I sited your field note in my paper and was wondering if you'd like to be quoted or left confidential. This is the paragraph as it is so far:

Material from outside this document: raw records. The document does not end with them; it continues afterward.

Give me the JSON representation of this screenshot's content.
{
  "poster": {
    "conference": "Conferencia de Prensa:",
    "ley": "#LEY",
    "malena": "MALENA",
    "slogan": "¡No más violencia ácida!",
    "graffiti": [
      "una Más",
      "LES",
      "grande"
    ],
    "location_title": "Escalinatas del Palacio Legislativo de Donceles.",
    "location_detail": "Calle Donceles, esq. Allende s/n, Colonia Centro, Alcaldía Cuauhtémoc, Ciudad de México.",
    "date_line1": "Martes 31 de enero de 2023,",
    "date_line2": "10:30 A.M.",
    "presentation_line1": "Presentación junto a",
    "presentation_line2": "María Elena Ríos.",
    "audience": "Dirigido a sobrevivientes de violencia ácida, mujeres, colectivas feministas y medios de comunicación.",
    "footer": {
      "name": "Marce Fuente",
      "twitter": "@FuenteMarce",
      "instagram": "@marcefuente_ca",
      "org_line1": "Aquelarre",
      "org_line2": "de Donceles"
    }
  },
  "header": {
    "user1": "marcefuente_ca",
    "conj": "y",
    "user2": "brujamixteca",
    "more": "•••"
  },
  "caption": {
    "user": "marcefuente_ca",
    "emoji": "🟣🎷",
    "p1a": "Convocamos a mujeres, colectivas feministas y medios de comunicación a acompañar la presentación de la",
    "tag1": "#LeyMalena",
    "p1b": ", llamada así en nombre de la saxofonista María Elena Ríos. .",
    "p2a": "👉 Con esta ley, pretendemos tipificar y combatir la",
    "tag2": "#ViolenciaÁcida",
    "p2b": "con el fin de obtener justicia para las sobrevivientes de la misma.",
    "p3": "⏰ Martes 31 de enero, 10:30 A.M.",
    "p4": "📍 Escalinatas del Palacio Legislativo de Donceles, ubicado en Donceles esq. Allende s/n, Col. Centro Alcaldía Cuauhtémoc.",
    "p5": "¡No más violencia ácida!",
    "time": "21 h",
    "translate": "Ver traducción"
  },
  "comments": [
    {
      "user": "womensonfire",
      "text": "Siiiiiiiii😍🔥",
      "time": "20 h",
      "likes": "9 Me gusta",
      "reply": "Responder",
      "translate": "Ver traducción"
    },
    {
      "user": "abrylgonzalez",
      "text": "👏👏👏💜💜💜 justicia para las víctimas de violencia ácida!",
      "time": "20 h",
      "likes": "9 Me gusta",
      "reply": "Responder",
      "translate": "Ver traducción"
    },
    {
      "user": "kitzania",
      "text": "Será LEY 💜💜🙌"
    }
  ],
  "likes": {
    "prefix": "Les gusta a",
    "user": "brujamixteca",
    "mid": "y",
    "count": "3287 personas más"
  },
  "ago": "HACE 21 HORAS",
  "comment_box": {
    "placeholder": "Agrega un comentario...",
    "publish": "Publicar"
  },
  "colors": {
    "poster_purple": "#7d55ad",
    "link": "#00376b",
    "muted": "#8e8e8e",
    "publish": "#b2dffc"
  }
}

Every undergraduate in the program wrote field notes about their experience at the site. The field notes contained a description of events, as well as the undergraduates reactions to the events. The undergraduates posted their field notes on a confidential class web site. The field notes contain many examples of non-verbal communication. The most common examples in the field notes were pointing, moving the mouse, smiling, and silence. Sometimes the communication could be as simple as a child pointing to a piece to show another child how to move in a game. Other times the child's pointing could demonstrate a complex interaction. One undergraduate wrote, "I noticed she came up with the answer immediately (her mouse pointer would hover over the correct answer while I watched her read over the remaining possibilities. )" (C., 1996). The undergraduate heard the child reading possibilities but noticed what the child was saying nonverbally. The undergraduate interpreted that the child knew the correct answer, but was reading other possibilities to make sure. This can contribute to our understanding of the child's learning process. If only listening to verbal cues we would assume that the child first read all possibilities carefully, and then chose the answer. But, if we see her nonverbal cue, moving the mouse to the correct answer first, we can conclude that the child quickly made her decision, but waited to check her answer before actual selection.